# Exercise brief
Set down a faithful copy of every record below, with no images.

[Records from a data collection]
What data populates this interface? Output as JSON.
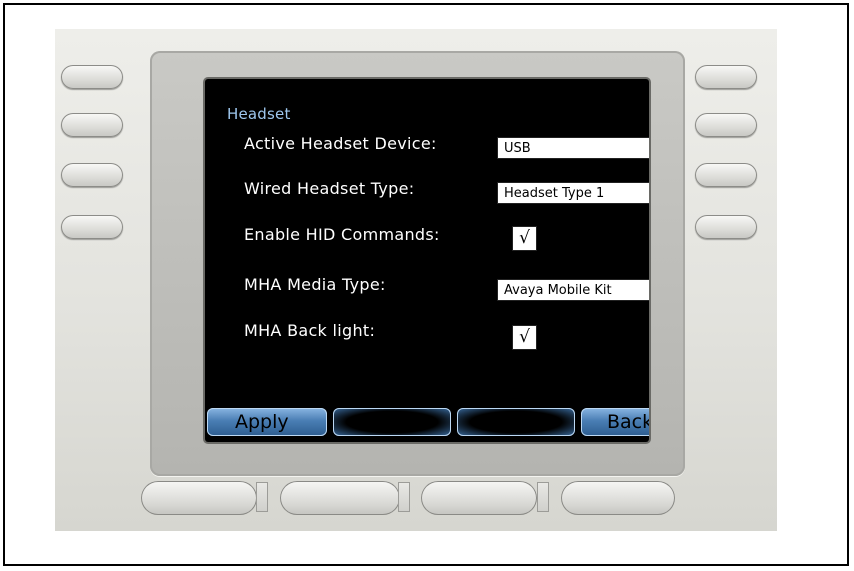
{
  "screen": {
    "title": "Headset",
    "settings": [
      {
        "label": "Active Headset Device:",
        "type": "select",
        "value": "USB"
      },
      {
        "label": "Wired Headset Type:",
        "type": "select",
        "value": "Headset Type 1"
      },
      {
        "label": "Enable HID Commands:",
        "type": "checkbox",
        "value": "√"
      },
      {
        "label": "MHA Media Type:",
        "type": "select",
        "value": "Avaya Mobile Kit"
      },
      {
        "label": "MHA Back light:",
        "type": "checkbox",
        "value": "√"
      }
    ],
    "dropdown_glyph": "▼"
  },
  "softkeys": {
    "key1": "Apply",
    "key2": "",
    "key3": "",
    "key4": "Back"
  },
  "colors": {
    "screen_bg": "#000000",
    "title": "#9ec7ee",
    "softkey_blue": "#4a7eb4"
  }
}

# Written reply
What data populates this interface? Output as JSON.
{
  "screen": {
    "title": "Headset",
    "settings": [
      {
        "label": "Active Headset Device:",
        "type": "select",
        "value": "USB"
      },
      {
        "label": "Wired Headset Type:",
        "type": "select",
        "value": "Headset Type 1"
      },
      {
        "label": "Enable HID Commands:",
        "type": "checkbox",
        "value": "√"
      },
      {
        "label": "MHA Media Type:",
        "type": "select",
        "value": "Avaya Mobile Kit"
      },
      {
        "label": "MHA Back light:",
        "type": "checkbox",
        "value": "√"
      }
    ],
    "dropdown_glyph": "▼"
  },
  "softkeys": {
    "key1": "Apply",
    "key2": "",
    "key3": "",
    "key4": "Back"
  },
  "colors": {
    "screen_bg": "#000000",
    "title": "#9ec7ee",
    "softkey_blue": "#4a7eb4"
  }
}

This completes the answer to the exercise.